I went to a non-target ranked about 50 in the U.S. where I was math and pre-med. I had relatively good grades but still plenty to learn about what hard work was. In my junior year I began to realize that I didn't want to go to med-school. I was good at math and I wanted to find a job where I could use these skills. Finance felt like a natural fit as I tended to align myself with business majors personality wise and I knew math majors are generally sought after in the industry. I geared up for recruiting season and applied to S&T jobs at around 60-70 banks/prop firms. Out of these I landed about 3 interviews, all of which I was eliminated in a first round. This sucked, probably one of the first times in my life I truly applied myself to something and failed, definitely a blow to the ego. If I sound arrogant or undeserving at this point it's because I was.
Fast forward a year. Graduation is approaching and I'm no closer to a job. I was still interested in finance. I began to learn a lot about the industry by reaching out to family or business school friends I had in college. I realized at this point that if I was going to do this I'd need to seriously strategize. Networking wasn't my thing but @"TheCityBoy" can teach you a lot about that route. I decided that my best bet was to get to a target. Quant Masters programs seemed like the perfect fit though my credentials needed a LOT of work. I was able to find a non-degree program at a target and figured (correctly) that they'd let pretty much any idiot in who would be willing to pay. Once again, thanks Mom and Dad.

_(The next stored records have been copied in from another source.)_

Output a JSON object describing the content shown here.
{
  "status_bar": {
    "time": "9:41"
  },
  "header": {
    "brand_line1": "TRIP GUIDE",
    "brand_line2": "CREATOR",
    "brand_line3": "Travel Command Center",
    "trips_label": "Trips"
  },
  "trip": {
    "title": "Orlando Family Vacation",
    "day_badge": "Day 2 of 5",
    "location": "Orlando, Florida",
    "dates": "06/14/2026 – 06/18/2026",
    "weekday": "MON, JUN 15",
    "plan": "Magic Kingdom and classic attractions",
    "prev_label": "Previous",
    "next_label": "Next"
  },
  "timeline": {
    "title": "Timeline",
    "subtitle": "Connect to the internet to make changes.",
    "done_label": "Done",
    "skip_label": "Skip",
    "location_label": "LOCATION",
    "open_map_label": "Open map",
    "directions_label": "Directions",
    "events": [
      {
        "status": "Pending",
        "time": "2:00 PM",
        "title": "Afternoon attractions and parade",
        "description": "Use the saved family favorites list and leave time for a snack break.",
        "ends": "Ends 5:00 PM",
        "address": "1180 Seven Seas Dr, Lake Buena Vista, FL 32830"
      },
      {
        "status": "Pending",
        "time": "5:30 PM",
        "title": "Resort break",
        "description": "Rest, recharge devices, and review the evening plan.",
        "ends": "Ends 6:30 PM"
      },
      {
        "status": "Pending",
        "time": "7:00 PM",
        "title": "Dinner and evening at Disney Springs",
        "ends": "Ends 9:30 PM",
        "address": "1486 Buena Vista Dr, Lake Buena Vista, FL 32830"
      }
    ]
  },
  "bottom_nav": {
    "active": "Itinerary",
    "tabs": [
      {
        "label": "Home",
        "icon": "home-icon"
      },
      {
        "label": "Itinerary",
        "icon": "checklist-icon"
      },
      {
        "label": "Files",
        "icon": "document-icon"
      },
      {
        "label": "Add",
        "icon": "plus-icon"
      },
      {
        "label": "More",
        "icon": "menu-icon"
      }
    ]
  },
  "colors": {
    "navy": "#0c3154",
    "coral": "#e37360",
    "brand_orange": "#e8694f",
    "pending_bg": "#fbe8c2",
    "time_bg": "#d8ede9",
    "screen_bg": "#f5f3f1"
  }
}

Though the program did have a curriculum of about 7 classes many were low level intro math courses. I realized something truly amazing at this point, the program coordinators couldn't care less about what I did. I was now into a top school and had access to pretty much any course I could imagine. I crafted a BRUTAL 10 course curriculum for myself with classes like Complex Analysis, PDE, Stochastic Processes, Programming in C etc and started summer classes 10 days after graduation. From then until December 2013 my nose was to the grind stone. In my free time I studied for the GRE and a few months later pulled off a pretty nice score (on math at least). Around Christmas Quant apps were due and I had finished the first 7 courses of my program with a 3.95 and multiple letters of rec. By the beginning of my Spring semester I had several acceptances to target programs. I had a few beers to celebrate when I landed my top choice but there was still a lot of work ahead of me.
Now that grad school was lined up I had a few months to try to find something for the summer. I knew the following year would probably be my final shot at recruiting so I wanted to beef up the resume. I got extremely close to landing a job at a dream firm (think SIG) but crumbled in a final round. This really sucked but I learned a lot about interviewing from it. Most importantly how to handle pressure and use it to your advantage. Through cold emails I found a mediocre prop firm that would take me for the summer. Far from a dream job but I learned a lot abouthere.
First semester of grad school is here and the competition is fierce. Multiple Phd's, Olympiad winners, literal rocket scientists... It was intense but I busted my ass and finished with all A/A-'s. This was absolutely pivotal. I also don't want it to sound like my grades weren't hard earned because I'm no genius and I accomplished all of this through many, many 12 hr days in the library. The reason this was so important was because as you'd expect everyone else in my class was competing with me for interviews. The difference was clear immediately when this semester started. My hit rate for applications was well over 90% compared to 5% a few years ago. I probably put 100hrs into interview prep over the course of this school year. For quant interviews this is an absolute must because they will eat you alive withif you don't. Another thing I didn't really mention were the many interviews for jobs I didn't want that I went on both this year and the year before. Time consuming but practice makes perfect.
This pretty much brings us to now. Two amazing offers for the summer and numerous Superdays elsewhere that I could turn down. It was a really long journey and to be honest I got a bit chocked up last week when I got the call with my first offer.
The Takeaway: If you put in the work, sacrifice sleep, sex/relationships, time with friends etc you will eat your competition alive once you get the chance because you'll want it so much more than them. This is what I found coming into interviews against kids from Princeton, MIT or whatever other target I was up against this year. It's a long road but I can tell you the feeling at the end of it is worth it.